Move-Item -Path This -Destination ThatNewFolder
To make sure it worked, use the cd ThatNewFolder command to get into ThatNewFolder. Then use the dir command to list the directories in ThatNewFolder. You’ll see the This directory is in there.
Delete Directory Using Remove-Item
If we want to delete the This directory, and everything in it, we use the Remove-Item cmdlet.
The Remove-Item cmdlet has some built-in safety that makes it difficult to delete a directory with things inside of it. In our example, we know we want to delete everything, so we’ll use the parameters -Recurse to make it delete everything inside and -Force to make it do that without asking us if we’re sure for every item inside.
Be warned! Recovering anything deleted this way would be extremely difficult. You can try the methods in How to Recover Accidentally Deleted Files, but don’t expect much.
Remove-Item This -Recurse -Force
You can use the dir command again to make sure it is gone.
Make Windows 10 Accept Long File Paths
If you know you’re going to be using long file paths and long file names repeatedly, it’s easier to make Windows work for you.
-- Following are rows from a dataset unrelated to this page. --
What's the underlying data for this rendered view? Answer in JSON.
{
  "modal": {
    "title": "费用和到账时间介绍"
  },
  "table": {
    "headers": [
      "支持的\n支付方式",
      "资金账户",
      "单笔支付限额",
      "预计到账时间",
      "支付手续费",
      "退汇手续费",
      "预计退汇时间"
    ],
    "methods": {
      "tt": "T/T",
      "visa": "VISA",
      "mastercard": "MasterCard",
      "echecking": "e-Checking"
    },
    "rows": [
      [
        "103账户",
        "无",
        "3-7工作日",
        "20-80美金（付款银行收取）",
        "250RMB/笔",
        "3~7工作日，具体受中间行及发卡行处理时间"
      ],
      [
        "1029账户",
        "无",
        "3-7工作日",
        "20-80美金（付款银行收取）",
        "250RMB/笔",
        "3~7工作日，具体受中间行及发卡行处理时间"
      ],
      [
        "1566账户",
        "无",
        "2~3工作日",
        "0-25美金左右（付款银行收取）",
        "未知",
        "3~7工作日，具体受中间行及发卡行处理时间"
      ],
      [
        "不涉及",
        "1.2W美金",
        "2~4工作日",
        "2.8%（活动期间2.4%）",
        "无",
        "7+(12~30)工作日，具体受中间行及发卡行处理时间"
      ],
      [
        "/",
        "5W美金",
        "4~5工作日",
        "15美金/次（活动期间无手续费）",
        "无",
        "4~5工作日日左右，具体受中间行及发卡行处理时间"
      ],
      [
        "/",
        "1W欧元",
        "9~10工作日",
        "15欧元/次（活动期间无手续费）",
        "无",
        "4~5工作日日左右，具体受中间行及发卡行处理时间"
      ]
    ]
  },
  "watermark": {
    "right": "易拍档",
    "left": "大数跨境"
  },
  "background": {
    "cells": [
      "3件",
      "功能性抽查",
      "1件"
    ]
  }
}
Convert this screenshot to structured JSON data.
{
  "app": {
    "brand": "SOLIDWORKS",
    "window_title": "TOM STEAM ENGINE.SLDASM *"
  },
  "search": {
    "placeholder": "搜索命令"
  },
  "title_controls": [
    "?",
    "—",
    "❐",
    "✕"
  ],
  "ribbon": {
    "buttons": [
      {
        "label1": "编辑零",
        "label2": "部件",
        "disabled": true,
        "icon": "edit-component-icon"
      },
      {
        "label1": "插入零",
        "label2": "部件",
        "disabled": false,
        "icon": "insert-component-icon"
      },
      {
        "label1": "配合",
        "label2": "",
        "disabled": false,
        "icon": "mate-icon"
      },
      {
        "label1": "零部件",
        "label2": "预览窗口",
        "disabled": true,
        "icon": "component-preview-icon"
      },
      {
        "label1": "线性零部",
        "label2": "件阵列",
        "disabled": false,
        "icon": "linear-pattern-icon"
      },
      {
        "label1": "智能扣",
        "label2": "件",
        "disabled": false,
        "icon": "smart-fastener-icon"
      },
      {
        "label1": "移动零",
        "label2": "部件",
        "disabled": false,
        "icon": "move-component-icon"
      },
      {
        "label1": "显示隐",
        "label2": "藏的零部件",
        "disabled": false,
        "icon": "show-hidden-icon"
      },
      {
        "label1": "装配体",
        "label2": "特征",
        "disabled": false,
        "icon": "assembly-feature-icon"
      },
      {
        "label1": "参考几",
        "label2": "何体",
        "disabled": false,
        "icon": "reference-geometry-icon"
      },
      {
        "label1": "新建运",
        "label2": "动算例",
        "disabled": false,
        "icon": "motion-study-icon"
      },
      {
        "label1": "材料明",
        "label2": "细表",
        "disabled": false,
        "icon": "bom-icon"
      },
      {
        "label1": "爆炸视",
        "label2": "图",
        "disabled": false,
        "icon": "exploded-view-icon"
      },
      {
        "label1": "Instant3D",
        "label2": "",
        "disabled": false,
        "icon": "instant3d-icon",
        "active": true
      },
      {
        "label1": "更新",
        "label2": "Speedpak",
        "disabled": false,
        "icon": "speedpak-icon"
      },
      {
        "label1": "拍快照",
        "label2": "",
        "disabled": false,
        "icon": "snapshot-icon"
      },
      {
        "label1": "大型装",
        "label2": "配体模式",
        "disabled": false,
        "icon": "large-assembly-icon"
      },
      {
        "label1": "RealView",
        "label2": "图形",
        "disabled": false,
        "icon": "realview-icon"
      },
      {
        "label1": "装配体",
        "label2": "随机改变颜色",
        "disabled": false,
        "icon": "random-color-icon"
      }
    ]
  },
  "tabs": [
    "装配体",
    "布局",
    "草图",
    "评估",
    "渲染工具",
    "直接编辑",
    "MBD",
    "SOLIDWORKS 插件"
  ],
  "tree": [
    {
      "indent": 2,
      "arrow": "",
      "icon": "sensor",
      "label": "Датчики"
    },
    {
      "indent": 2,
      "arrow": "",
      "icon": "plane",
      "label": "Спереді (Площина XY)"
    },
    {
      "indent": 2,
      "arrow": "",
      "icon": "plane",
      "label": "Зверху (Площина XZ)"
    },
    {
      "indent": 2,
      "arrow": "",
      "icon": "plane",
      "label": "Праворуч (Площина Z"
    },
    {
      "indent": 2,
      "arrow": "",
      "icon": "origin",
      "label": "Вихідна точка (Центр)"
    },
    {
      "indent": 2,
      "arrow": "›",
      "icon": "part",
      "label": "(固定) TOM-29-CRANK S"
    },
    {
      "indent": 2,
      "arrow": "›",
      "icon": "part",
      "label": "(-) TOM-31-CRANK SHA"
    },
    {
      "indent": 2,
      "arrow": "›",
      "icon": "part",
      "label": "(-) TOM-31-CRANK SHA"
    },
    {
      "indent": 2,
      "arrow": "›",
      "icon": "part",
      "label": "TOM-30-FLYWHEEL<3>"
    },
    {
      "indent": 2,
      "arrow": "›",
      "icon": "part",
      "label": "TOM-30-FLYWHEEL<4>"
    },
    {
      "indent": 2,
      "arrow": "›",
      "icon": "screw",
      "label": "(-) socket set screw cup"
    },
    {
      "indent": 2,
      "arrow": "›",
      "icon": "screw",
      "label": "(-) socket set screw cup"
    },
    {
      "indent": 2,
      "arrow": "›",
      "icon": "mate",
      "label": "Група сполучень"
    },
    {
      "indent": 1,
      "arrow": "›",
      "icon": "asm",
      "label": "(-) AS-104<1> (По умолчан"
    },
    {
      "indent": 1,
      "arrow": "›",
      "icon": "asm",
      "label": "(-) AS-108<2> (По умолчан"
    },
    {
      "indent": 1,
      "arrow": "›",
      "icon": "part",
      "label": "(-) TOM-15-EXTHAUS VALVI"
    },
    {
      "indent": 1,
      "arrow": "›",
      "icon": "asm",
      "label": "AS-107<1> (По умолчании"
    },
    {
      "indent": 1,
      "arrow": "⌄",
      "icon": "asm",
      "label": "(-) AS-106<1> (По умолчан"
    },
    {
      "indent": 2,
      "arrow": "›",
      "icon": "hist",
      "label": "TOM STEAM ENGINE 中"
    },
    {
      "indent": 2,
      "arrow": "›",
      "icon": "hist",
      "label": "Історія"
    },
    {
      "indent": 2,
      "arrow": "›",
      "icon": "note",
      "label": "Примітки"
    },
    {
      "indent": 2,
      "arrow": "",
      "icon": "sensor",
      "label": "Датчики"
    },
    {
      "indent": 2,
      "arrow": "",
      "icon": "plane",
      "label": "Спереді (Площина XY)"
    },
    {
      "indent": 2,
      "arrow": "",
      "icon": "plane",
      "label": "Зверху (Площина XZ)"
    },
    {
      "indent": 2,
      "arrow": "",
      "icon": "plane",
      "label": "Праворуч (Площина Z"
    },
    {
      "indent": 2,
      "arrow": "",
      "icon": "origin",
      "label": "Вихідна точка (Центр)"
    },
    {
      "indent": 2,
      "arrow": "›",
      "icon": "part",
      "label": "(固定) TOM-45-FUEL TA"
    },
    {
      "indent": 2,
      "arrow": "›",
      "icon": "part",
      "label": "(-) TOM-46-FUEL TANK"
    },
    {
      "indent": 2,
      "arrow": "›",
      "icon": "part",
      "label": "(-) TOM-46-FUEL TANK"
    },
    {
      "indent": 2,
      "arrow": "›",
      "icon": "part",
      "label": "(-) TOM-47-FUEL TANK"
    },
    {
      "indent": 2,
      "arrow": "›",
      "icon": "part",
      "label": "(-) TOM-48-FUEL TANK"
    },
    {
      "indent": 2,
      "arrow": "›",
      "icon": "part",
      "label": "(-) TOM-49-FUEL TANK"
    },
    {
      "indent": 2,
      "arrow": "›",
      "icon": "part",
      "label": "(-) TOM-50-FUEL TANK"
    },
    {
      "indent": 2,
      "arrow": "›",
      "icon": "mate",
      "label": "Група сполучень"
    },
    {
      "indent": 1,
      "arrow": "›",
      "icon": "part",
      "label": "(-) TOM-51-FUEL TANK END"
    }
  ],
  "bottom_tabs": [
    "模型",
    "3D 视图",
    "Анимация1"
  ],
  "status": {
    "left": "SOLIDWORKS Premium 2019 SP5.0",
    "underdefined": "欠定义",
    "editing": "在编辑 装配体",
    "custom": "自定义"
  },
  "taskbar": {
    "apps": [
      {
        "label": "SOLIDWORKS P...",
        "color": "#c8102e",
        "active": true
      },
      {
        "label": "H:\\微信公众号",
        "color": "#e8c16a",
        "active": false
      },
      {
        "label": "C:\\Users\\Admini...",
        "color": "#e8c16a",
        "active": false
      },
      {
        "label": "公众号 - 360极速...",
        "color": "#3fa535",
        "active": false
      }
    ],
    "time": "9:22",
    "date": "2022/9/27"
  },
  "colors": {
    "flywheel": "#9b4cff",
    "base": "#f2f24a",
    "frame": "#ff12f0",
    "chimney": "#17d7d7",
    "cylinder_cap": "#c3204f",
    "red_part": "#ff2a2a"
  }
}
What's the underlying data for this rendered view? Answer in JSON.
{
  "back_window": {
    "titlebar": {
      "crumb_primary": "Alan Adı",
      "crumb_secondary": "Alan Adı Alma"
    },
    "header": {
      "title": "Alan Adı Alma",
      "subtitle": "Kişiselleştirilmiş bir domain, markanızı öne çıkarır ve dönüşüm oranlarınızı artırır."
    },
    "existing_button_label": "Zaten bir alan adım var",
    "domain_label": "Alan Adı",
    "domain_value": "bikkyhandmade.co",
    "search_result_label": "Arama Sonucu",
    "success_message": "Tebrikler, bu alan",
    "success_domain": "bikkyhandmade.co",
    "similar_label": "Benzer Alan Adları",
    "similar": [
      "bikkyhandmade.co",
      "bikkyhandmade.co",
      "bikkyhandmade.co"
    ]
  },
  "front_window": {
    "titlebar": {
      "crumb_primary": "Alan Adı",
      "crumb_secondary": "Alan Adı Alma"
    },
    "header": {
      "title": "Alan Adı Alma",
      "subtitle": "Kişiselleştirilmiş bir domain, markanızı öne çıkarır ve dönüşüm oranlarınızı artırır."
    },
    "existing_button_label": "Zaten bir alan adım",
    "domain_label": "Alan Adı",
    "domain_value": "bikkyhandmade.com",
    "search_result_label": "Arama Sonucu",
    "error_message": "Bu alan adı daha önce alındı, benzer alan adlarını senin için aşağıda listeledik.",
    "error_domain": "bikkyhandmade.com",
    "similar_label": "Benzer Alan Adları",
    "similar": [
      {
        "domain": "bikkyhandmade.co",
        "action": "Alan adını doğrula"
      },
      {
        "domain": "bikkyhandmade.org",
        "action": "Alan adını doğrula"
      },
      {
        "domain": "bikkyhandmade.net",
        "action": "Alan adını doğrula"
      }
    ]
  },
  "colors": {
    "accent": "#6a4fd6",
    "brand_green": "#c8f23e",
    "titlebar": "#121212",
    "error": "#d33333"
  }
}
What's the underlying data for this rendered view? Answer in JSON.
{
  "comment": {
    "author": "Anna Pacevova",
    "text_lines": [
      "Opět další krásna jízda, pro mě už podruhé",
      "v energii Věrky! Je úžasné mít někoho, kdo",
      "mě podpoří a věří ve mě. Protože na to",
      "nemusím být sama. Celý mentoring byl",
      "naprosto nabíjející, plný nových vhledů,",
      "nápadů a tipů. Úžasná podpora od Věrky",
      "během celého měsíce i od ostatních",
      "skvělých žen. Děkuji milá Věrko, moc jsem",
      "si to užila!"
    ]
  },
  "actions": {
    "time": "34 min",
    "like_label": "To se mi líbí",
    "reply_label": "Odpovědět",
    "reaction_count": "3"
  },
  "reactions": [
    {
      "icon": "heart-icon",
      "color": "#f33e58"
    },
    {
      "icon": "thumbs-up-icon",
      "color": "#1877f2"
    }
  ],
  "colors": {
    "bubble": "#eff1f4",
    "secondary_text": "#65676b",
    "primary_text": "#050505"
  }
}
No sense using PowerShell to do the work every day.
There are two ways we can do this. One is for Windows 10 Home users and the other is for Windows 10 Pro or Enterprise users. These methods may work for Windows 8.1 or earlier, but we cannot guarantee that.
Make Windows 10 Home Accept Long File Paths
To make Windows 10 Home accept long file paths, we need to open the Registry Editor. If you haven’t worked in Registry Editor before, be cautious. Accidentally deleting or changing things in here can stop Windows from working completely.
Always make a backup of your registry before making any changes. Learn everything you need to know about that in our Ultimate Guide to Backing Up and Restoring the Windows Registry.
Once you have Registry Editor opened, and your backup made, navigate to the location HKEY_LOCAL_MACHINE\SYSTEM\CurrentControlSet\Control\FileSystem and find the key LongPathsEnabled.
Double-click on LongPathsEnabled. In the Value data: field, make sure the number 1 is in there. Click OK to commit the change.
Exit Registry Editor and you should be able to work with crazy long file paths now.
Make Windows 10 Pro Or Enterprise Accept Long File Paths
To allow Windows 10 Pro or Enterprise to use long file paths, we’re going to use the Group Policy Editor. It’s a tool that allows us to set policies on how Windows operates at the computer and the user levels.
Open the Group Policy Editor by going to the Start menu and typing in gpedit. The top result should be Edit group policy. Double-click on that.
Once the Group Policy Editor opens, navigate to Computer Configuration > Administrative Templates > System > Filesystem. There you’ll see the policy Enable Win32 long paths.
Double-click on it to edit the policy setting. Change it from Disabled to Enabled, then click the OK button to commit the change.
The policy may not take effect right away. You can force the group policy to update, though.
There are some other ways to work around long filenames and file paths, but what we’ve gone through here are the simplest, most effective methods.